India will expand economic ties with Russia and continue to buy oil from Moscow, India’s foreign minister said, pointing out that imports of discounted crude from Moscow have worked to its advantage.
Foreign Minister Subrahmanyam Jaishankar said during a visit to Moscow that as the world’s third-largest consumer of oil, it is “our fundamental obligation” to ensure that Indian consumers have the “best possible access on the most advantageous terms to international markets.”
He made his comments after a meeting with his Russian counterpart Sergey Lavrov on Tuesday.
In his first visit to Russia since the Ukrainian conflict erupted, the Indian minister reaffirmed New Delhi’s longstanding ties with Moscow calling it an “exceptionally steady” and “time-tested relationship.”
“Any objective evaluation of our relationship over many decades would confirm that it has actually served both our countries very, very well,” Jaishankar told reporters in response to a question about pressure from Western countries to reduce oil imports and join a plan by the Group of Seven countries to impose a price cap on Russian oil.
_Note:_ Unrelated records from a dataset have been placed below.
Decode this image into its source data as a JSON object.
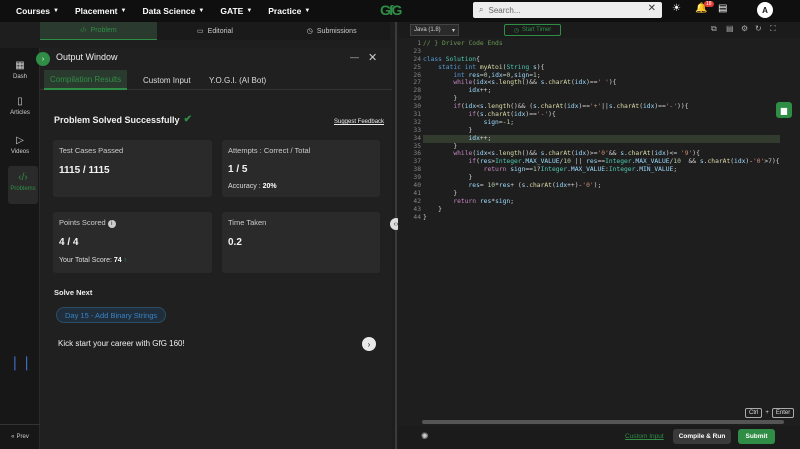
{
  "topnav": {
    "items": [
      "Courses",
      "Placement",
      "Data Science",
      "GATE",
      "Practice"
    ],
    "logo": "GfG",
    "search_placeholder": "Search...",
    "notif_count": "18",
    "avatar": "A"
  },
  "sidebar": {
    "items": [
      "Dash",
      "Articles",
      "Videos",
      "Problems"
    ],
    "prev": "Prev"
  },
  "question_tabs": [
    "Problem",
    "Editorial",
    "Submissions"
  ],
  "output": {
    "title": "Output Window",
    "tabs": [
      "Compilation Results",
      "Custom Input",
      "Y.O.G.I. (AI Bot)"
    ],
    "status": "Problem Solved Successfully",
    "suggest_feedback": "Suggest Feedback",
    "test_cases_label": "Test Cases Passed",
    "test_cases_value": "1115 / 1115",
    "attempts_label": "Attempts : Correct / Total",
    "attempts_value": "1 / 5",
    "accuracy_label": "Accuracy :",
    "accuracy_value": "20%",
    "points_label": "Points Scored",
    "points_value": "4 / 4",
    "total_score_label": "Your Total Score:",
    "total_score_value": "74",
    "time_label": "Time Taken",
    "time_value": "0.2",
    "solve_next": "Solve Next",
    "next_problem": "Day 15 - Add Binary Strings",
    "kickstart": "Kick start your career with GfG 160!"
  },
  "editor": {
    "language": "Java (1.8)",
    "timer": "Start Timer",
    "line_numbers": [
      "1",
      "23",
      "24",
      "25",
      "26",
      "27",
      "28",
      "29",
      "30",
      "31",
      "32",
      "33",
      "34",
      "35",
      "36",
      "37",
      "38",
      "39",
      "40",
      "41",
      "42",
      "43",
      "44"
    ],
    "shortcut_ctrl": "Ctrl",
    "shortcut_plus": "+",
    "shortcut_enter": "Enter",
    "custom_input": "Custom Input",
    "compile_run": "Compile & Run",
    "submit": "Submit"
  },
  "colors": {
    "accent": "#2f8d46",
    "background": "#1e1e1e",
    "card": "#2a2a2a",
    "link_blue": "#3b82c4"
  }
}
The Indian foreign minister visited Moscow days before a scheduled visit by U.S. Treasury Secretary Janet Yellen to India for talks that are likely to include the price cap proposal.
In an interview with the Press Trust of India in Washington, Yellen said India could benefit from a Western price cap.
“We want Russian oil to continue to supply global markets, stay on the market. But we want to make sure that Russia doesn’t profit unduly from the war by enjoying prices that are essentially very high due to the war,” Yellen told PTI on Monday.
Under the price cap plan that is expected to be in place in early December, European companies will be allowed to transport and insure shipments of Russian crude as long as it is sold below a fixed price that has yet to be determined by the G-7 nations. The plan aims at further deflating prices of Russian oil.
“Our objective is to hold down the price that Russia receives for its oil and keep that oil trading. The gainers from this will be particularly those countries that do buy cheap Russian oil, and our hope would be that India would take advantage of this price cap, though its firms are bargaining with Russia,” Yellen said.
Yellen will be in India on Friday to co-chair a dialogue (U.S.-India Economic and Financial Partnership) along with her Indian counterpart, Nirmala Sitharaman.
India has not directly commented on the price cap plan — Petroleum and Natural Gas Minister Hardeep Puri said last month that “we will have a look at it.”
India and China have become the biggest buyers of Russian oil since the Ukraine conflict. In October, Moscow was the largest supplier to India, surpassing traditional suppliers Iraq and Saudi Arabia as oil imports from Russia increased exponentially from about 1% before the Ukraine invasion to about 20%.
The surging oil imports have led to a huge jump in bilateral trade between the two countries.
During his Moscow visit, Jaishankar also said that India “strongly advocates” a return to dialogue and diplomacy to resolve the conflict and said that New Delhi was ready to support any initiative to, as he termed it, “de-risk” the global economy.
Jaishankar’s trip came amid speculation that India could be a potential negotiator in efforts to end the conflict.
New Delhi has not explicitly condemned Russia for the Ukraine invasion and abstained from United Nations resolutions critical of Moscow’s aggression, but it has repeatedly said that it opposes the conflict.